mary

dasNdanger
dasNdanger

@ Perragrin – *waves* I know yer lurking… I’m pretty sure my comment under yesterday’s entry got gobbled up in the 200+ replies. Just heal up quick, I miss you around these parts! *hugs*

*goes off to think up questions for Mullie…*

das

Mellow Yellow
Mellow Yellow

Hey Joe! Its me again..here are my questions for Paul.
Hi Paul,
Thank you for your time and Thank you for the great stories you have given us over the years! I’m not just saying this to be nice. The stories you, Joe M, and Carl have written are really some of my favorites. I have a few questions if you don’t mind..

1. How do you and Joe work together; Do the two of you come up with ideas together or does one of you come with an idea and then you both work on a story?
2. Do you have a favorite character to write for?
3. Which of the SGA episodes you’ve written is your favorite?
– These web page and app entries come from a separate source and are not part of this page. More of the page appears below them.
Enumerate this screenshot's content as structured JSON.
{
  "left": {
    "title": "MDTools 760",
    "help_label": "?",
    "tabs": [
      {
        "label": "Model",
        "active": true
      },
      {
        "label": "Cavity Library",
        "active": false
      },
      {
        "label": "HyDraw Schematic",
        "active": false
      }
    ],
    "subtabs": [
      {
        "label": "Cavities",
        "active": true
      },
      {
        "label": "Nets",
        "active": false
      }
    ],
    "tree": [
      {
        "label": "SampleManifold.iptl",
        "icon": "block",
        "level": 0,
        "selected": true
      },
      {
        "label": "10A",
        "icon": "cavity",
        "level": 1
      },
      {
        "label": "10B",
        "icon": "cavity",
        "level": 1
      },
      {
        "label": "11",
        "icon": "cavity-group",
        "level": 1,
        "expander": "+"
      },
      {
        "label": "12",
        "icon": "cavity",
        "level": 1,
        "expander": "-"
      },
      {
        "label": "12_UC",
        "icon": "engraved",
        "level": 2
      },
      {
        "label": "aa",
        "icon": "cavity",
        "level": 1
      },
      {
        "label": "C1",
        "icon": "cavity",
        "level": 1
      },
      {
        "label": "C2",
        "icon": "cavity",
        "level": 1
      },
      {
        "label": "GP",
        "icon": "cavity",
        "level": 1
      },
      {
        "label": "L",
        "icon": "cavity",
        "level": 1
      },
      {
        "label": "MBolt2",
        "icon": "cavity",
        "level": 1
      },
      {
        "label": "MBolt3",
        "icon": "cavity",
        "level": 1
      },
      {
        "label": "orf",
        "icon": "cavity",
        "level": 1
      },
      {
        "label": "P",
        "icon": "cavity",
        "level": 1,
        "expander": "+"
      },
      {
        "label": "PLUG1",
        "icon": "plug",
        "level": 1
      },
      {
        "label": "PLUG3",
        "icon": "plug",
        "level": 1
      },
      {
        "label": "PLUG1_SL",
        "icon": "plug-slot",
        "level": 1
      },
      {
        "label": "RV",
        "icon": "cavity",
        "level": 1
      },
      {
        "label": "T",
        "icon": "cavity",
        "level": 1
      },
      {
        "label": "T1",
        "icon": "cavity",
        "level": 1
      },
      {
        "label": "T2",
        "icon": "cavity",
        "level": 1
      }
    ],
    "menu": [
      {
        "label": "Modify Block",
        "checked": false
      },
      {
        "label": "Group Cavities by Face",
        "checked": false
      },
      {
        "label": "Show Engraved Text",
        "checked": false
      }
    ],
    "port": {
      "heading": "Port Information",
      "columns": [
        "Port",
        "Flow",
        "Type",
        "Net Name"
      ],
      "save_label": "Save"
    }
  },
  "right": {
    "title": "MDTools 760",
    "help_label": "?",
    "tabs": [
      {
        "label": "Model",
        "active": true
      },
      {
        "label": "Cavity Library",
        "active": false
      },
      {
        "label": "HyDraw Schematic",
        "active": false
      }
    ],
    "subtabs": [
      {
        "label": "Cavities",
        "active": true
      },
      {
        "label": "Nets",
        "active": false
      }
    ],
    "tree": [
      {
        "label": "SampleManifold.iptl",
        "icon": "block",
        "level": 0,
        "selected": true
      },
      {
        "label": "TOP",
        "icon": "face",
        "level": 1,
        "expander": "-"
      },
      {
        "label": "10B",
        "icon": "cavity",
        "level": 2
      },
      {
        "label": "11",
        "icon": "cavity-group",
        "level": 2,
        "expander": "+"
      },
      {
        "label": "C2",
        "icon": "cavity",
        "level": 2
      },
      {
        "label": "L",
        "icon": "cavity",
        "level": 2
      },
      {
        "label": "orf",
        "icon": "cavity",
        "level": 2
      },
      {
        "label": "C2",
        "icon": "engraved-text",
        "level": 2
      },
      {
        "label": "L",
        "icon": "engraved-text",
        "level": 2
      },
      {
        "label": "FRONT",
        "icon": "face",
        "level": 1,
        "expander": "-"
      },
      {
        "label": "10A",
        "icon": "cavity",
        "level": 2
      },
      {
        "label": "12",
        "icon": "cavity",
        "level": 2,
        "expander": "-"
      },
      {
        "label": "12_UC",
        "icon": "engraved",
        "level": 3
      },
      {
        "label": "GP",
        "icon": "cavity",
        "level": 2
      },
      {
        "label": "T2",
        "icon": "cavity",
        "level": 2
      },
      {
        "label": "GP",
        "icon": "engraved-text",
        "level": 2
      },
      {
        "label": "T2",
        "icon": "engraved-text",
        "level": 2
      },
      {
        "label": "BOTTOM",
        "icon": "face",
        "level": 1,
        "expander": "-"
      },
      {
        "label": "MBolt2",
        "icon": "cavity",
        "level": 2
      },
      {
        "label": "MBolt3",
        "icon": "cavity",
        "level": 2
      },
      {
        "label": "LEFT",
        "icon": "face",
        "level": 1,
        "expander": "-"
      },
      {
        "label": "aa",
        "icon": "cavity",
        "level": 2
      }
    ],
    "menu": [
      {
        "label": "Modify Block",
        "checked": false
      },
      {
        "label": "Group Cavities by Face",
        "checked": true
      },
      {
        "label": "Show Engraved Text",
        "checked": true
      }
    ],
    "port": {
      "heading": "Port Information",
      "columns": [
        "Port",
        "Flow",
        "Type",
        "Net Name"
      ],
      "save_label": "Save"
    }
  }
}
And why?
4. While writing a story with Joe is there anything you wanted to add/leave in (or the opposite) and had to argue with him to get him to agree it with you? If yes, can you tell us what it was?

Thank you!

Craig MD
Craig MD

Story idea #1 is the most interesting of the bunch. Story idea #3 reminds me of an episode of Star Trek: Voyager, and idea #4 reminds me of the Charlie X episode of the original Star Trek series.

PoorOldEdgarDerby
PoorOldEdgarDerby

I liked the body snatchers pitch best, personally.

Kevin
Kevin

Hay Joe,

I just wanted to say congratulations on 5 great seasons. it’s too bad it couldn’t have gone further. That final episode was GREAT…. out with a bang!!! Way to go.

Reading you story ideas brought to mind a story that I had thought would be interesting for SG-1. Now I’m no righter but had a sudden inspiration. It would have been in season 10 when I thought it would have been cool to find a way to bring one of my favorite characters back, and that was Jacob Carter. I thought it would be cool if somehow the Ori or a Prior in a cloaked ship came to earth with the intention of bringing someone back to life and make a prior out of someone that would really tug on the heart strings of SG-1. Then of course SG-1 would find some way to save him and as a result he would lose his prior abilities. Just a thought I had.

Kevin